▶ TASK TO COMPLETE: Look through the entries below, please, and copy every line with the word "true".

Element data from apps and pages

# # # # #

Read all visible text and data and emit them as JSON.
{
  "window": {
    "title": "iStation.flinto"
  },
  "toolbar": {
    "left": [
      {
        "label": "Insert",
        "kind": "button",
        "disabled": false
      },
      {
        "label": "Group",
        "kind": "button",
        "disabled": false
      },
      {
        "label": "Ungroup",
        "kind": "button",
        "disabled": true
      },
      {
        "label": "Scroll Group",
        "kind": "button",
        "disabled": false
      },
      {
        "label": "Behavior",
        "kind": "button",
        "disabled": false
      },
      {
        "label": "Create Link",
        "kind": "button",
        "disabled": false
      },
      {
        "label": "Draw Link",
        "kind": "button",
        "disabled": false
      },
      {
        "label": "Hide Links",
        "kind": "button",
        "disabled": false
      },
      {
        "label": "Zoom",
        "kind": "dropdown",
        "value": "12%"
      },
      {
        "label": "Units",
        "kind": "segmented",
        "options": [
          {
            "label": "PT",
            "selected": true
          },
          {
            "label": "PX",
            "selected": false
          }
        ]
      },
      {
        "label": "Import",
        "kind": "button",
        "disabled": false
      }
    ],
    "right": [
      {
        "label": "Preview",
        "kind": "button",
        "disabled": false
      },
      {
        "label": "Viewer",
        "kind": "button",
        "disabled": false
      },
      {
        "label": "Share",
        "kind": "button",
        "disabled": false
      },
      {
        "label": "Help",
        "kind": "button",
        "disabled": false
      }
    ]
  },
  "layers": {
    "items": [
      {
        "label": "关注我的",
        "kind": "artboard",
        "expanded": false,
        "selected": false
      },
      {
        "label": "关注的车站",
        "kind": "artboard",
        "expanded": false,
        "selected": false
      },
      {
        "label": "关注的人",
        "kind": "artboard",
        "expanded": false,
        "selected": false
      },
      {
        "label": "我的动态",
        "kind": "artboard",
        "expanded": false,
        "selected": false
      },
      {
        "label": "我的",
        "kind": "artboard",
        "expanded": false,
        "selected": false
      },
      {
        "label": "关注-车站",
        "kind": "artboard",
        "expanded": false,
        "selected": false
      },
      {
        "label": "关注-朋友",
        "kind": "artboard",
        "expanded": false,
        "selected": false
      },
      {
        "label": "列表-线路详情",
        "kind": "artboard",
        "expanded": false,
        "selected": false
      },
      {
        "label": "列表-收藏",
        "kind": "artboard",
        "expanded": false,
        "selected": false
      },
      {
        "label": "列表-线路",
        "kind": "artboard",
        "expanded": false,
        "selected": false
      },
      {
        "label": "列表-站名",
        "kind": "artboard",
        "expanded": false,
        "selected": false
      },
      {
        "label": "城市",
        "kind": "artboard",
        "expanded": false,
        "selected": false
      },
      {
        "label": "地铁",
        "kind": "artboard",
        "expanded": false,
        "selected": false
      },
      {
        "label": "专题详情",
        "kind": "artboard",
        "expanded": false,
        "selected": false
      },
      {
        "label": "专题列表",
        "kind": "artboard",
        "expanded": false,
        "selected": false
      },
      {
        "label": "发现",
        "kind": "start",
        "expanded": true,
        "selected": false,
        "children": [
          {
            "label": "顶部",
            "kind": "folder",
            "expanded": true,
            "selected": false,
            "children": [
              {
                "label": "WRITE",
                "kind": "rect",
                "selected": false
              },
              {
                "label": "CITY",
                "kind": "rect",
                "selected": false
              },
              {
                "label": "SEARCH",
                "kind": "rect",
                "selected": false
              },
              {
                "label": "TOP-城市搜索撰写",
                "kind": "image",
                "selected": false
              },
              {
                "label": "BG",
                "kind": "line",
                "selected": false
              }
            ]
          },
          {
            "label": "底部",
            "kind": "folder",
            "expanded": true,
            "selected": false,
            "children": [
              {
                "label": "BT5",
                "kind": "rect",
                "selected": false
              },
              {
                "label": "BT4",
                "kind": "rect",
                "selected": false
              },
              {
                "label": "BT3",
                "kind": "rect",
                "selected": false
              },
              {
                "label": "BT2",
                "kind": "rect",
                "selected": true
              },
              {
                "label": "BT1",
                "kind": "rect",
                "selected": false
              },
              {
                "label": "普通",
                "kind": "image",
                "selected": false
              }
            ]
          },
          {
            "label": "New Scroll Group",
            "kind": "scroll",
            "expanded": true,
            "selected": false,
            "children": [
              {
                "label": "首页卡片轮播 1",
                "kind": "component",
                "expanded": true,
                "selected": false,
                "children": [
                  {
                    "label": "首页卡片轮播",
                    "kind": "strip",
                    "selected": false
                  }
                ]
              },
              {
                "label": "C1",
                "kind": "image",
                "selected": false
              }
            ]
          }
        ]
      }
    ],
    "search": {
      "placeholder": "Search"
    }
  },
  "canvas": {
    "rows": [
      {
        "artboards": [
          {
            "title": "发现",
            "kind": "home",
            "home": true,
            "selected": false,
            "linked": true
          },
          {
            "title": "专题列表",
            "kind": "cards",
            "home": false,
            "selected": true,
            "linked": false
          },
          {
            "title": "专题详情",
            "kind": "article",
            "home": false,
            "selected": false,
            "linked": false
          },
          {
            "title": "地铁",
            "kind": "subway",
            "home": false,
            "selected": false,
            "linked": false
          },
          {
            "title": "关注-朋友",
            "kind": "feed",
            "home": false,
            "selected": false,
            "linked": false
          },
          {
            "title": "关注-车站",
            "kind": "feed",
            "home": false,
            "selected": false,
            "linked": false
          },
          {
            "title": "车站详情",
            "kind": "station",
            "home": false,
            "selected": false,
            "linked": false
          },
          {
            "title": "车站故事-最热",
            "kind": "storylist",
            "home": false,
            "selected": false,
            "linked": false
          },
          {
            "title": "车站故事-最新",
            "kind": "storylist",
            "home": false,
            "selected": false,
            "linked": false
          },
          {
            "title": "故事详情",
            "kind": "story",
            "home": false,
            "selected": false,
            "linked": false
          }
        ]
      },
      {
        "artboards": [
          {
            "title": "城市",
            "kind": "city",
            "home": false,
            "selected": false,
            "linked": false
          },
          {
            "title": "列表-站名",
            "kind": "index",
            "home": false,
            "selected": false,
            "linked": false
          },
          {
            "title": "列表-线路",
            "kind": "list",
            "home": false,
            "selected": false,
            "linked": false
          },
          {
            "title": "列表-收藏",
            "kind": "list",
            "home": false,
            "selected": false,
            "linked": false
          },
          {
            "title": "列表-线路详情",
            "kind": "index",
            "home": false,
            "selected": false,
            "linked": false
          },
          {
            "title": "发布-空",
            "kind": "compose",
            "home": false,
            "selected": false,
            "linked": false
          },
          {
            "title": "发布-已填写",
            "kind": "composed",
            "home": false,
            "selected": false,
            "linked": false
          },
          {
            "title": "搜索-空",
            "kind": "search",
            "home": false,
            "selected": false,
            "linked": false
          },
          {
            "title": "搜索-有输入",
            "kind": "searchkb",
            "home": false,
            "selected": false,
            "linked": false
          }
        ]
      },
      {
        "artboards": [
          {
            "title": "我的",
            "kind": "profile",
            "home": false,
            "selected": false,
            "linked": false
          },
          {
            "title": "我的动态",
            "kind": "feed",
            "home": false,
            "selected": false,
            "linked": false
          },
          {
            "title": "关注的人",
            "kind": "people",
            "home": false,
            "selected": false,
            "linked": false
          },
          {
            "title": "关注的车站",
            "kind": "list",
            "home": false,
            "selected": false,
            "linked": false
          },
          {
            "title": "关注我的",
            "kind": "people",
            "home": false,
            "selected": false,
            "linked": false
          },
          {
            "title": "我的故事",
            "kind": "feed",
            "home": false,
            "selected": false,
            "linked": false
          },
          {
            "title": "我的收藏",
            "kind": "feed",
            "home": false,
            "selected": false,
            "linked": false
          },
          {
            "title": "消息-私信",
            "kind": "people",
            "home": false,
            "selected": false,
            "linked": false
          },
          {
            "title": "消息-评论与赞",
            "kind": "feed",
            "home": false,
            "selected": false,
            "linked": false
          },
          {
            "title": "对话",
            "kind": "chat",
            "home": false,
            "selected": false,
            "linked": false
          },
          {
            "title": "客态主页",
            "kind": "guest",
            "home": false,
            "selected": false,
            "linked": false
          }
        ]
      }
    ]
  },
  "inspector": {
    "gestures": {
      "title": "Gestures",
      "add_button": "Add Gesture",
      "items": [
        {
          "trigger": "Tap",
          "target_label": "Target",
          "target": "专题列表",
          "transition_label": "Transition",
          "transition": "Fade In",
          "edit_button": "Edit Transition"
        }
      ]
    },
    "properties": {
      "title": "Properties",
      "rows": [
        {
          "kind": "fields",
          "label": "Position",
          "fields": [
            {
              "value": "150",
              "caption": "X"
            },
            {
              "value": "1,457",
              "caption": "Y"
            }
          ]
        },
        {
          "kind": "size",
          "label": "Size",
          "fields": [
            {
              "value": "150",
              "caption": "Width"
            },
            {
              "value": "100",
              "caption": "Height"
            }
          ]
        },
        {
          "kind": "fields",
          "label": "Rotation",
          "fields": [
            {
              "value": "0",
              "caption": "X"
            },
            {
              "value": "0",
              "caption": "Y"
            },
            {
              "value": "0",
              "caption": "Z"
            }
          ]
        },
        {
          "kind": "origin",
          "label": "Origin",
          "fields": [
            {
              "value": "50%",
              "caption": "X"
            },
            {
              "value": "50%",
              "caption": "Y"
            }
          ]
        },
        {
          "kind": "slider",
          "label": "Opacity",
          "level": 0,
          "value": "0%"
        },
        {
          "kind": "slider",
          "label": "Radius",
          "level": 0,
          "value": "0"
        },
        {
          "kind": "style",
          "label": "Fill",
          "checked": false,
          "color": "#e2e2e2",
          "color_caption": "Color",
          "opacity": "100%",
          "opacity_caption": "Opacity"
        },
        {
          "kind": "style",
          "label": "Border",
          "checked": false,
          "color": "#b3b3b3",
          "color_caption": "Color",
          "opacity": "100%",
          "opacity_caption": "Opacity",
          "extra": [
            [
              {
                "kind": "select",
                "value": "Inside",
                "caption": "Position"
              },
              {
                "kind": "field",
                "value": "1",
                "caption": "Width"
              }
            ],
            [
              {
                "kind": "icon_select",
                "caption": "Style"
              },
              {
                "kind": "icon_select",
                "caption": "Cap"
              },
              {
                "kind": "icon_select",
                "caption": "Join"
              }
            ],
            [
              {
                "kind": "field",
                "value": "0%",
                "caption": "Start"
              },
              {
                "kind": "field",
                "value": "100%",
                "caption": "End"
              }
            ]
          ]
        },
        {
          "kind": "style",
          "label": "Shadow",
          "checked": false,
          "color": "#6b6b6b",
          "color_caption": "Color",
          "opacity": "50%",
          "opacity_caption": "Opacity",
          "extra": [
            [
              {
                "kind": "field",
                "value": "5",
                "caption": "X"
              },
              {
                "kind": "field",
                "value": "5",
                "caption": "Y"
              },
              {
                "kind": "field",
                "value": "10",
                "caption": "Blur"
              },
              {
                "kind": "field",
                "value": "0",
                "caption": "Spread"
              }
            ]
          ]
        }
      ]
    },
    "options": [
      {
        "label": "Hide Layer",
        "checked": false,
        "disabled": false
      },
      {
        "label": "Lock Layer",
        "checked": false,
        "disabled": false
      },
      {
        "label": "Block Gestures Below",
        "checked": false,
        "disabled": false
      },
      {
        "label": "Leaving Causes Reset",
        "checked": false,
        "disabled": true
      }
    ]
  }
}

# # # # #

▶ TASK RESPONSE:
        "disabled": true
            "selected": true
        "expanded": true,
            "expanded": true,
            "expanded": true,
                "selected": true
            "expanded": true,
                "expanded": true,
            "home": true,
            "linked": true
            "selected": true,
        "disabled": true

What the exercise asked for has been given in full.